By Catherine Teves

October 26, 2018, 6:46 pm

MANILA -- The Department of Agriculture’s Philippine Center for Postharvest Development and Mechanization (PHilMech) is improving its compact corn mill to help more farming villages boost their productivity, in an effort to increase their income and enhance food security.
"We're piloting in Bukidnon province a rolling version of the mill," Dr. Michael Gragasin, PHilMech supervising science research specialist and 2018 Presidential Lingkod Bayan awardee, said in a briefing on Thursday.
Gragasin noted that PHilMech chose Bukidnon as pilot area for the rolling mill because its people generally eat corn.
"The piloting will allow end-users there to use the rolling corn mill technology for a year so flaws in our design can be exposed and corrected," he said.
The design aims to enable PHilMech's corn mill to be brought to where it is needed, he added.
"As much as possible, we want to reach out to rural communities so we hope to finish the piloting next year," Gragasin said.
He said the Center developed the stationary version of its corn mill to achieve more efficient and cost-effective processing of corn, which is among the country's staple grains.
Gragasin said he is optimistic that this development would help increase corn milling and promote more corn consumption nationwide.
PHilMech also decided to develop the corn mill's rolling version to enable farmers to mill corn in their areas instead of transporting their produce to where milling facilities are located, he said.
This version requires connecting the corn mill to a diesel-powered vehicle, he added.
Gragasin said vehicles for the rolling corn mills can include jeepneys facing possible phase-out due to the government's transportation modernization bid.
Corn grits produced from PHilMech's corn mills can be mixed with rice grains, he said.
Using a 50:50 ratio to mix those grits with 6 percent of total rice nationwide would reduce the country’s rice demand by almost 753,000 metric tons (MT) annually, he said.

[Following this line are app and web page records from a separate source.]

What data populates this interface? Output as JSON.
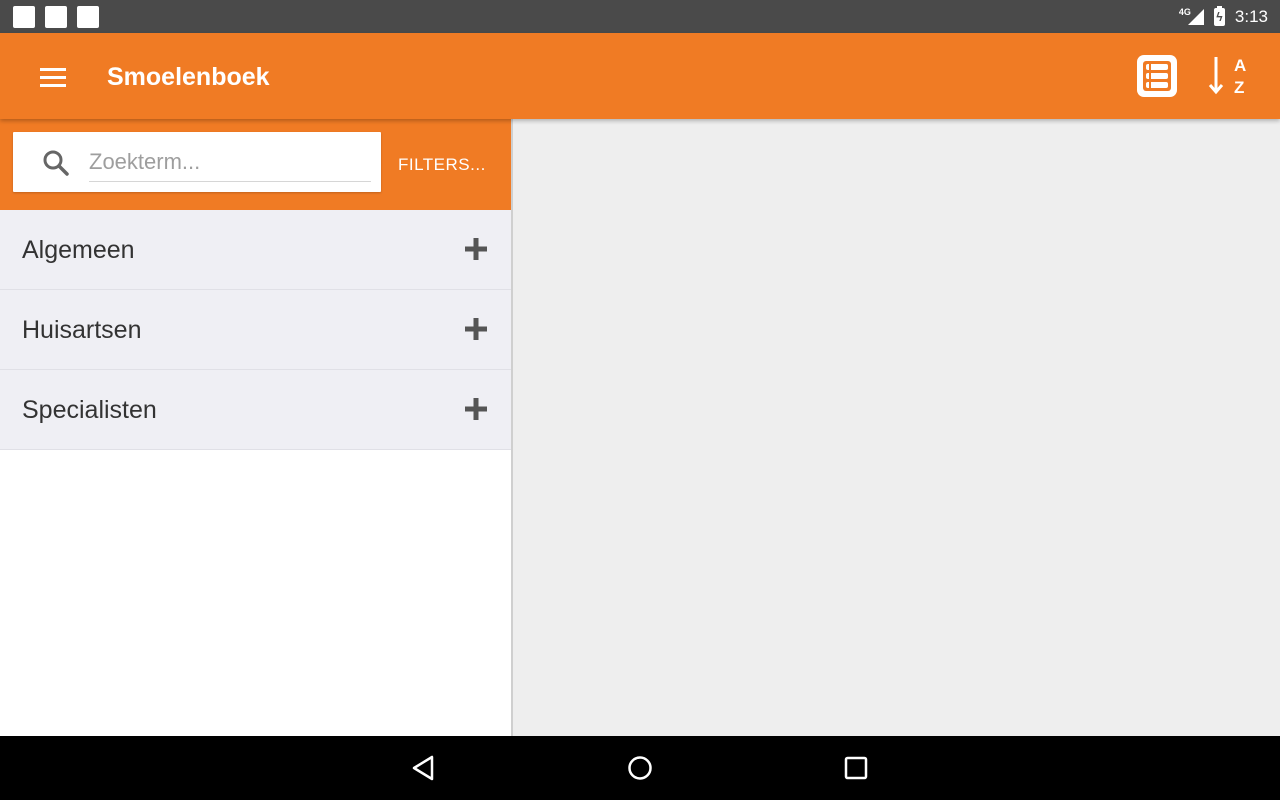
{
  "status_bar": {
    "network": "4G",
    "time": "3:13"
  },
  "app_bar": {
    "title": "Smoelenboek"
  },
  "search": {
    "placeholder": "Zoekterm...",
    "value": ""
  },
  "filters": {
    "label": "FILTERS..."
  },
  "categories": [
    {
      "label": "Algemeen"
    },
    {
      "label": "Huisartsen"
    },
    {
      "label": "Specialisten"
    }
  ],
  "colors": {
    "accent": "#f07b24",
    "status_bar": "#4a4a4a",
    "list_bg": "#efeff4",
    "detail_bg": "#eeeeee"
  },
  "icons": {
    "menu": "menu-icon",
    "view": "list-view-icon",
    "sort": "sort-az-icon",
    "search": "search-icon",
    "expand": "plus-icon"
  }
}
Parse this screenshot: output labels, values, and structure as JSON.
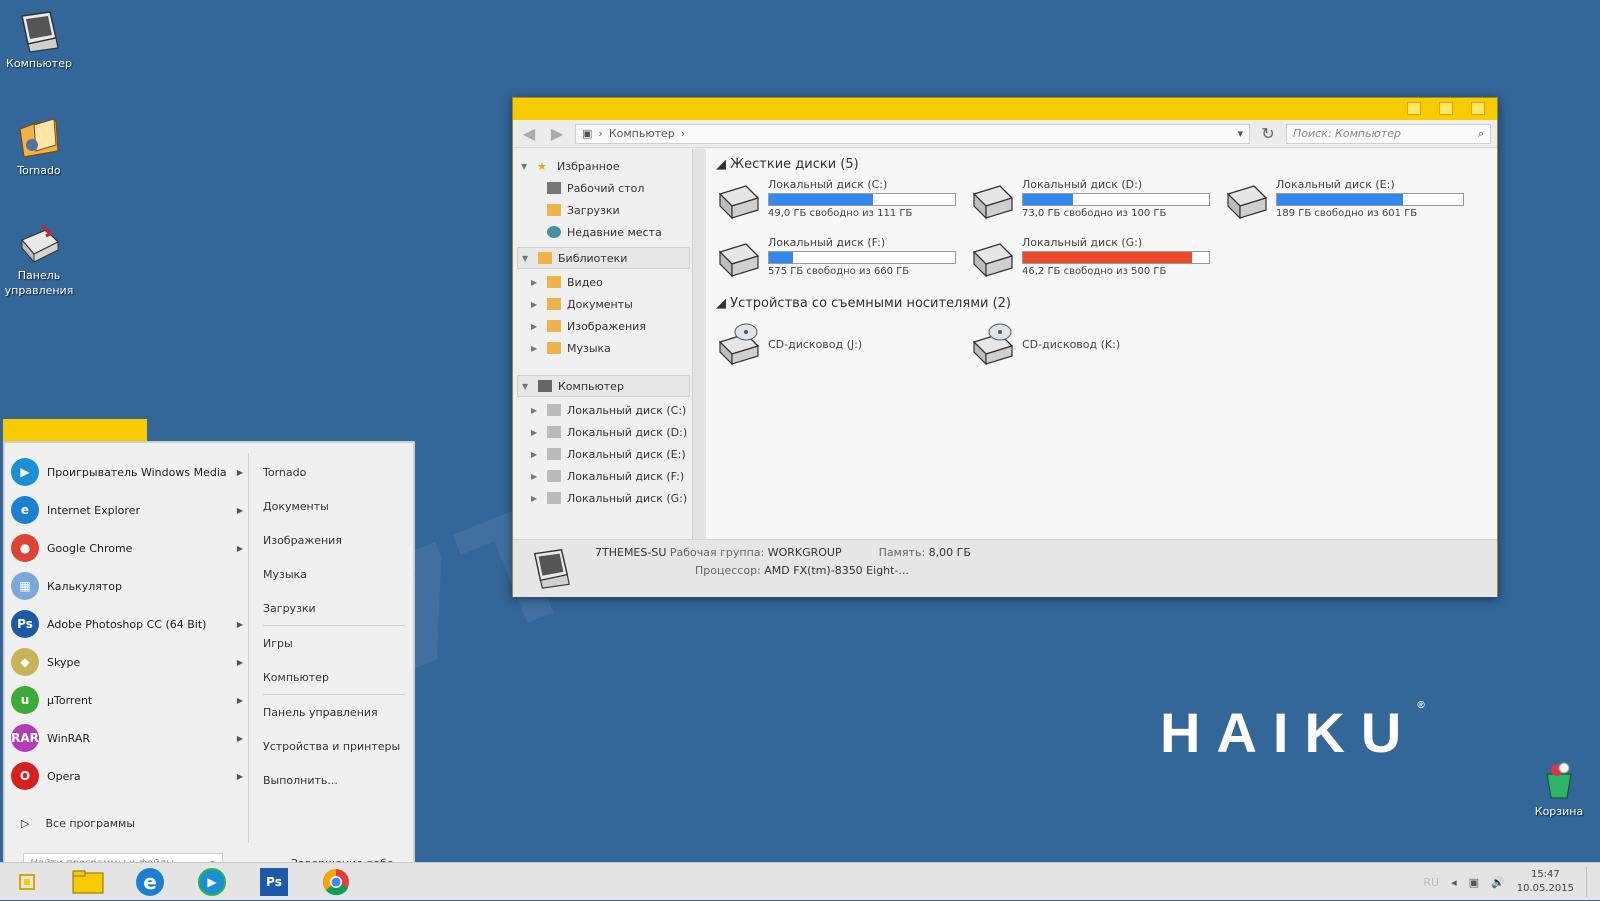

"We have limited land planted to rice so corn is a good substitute to increase the volume of grains we eat," he said, adding that the volume of Philippine corn production is sufficient to meet the proposed mix.
Meanwhile, Gragasin won the Presidential Lingkod Bayan Award for his work, which the Civil Service Commission (CSC) cited as having exceptional or extraordinary nationwide impact.
Aside from being involved in the corn mill's development, the CSC said Gragasin helped design PHilMech's impeller rice mill that could help achieve more efficient and cheaper processing of palay, another staple grain in the country.
The CSC added that his work reinforces PHilMech’s bid to promote food security nationwide. (PNA)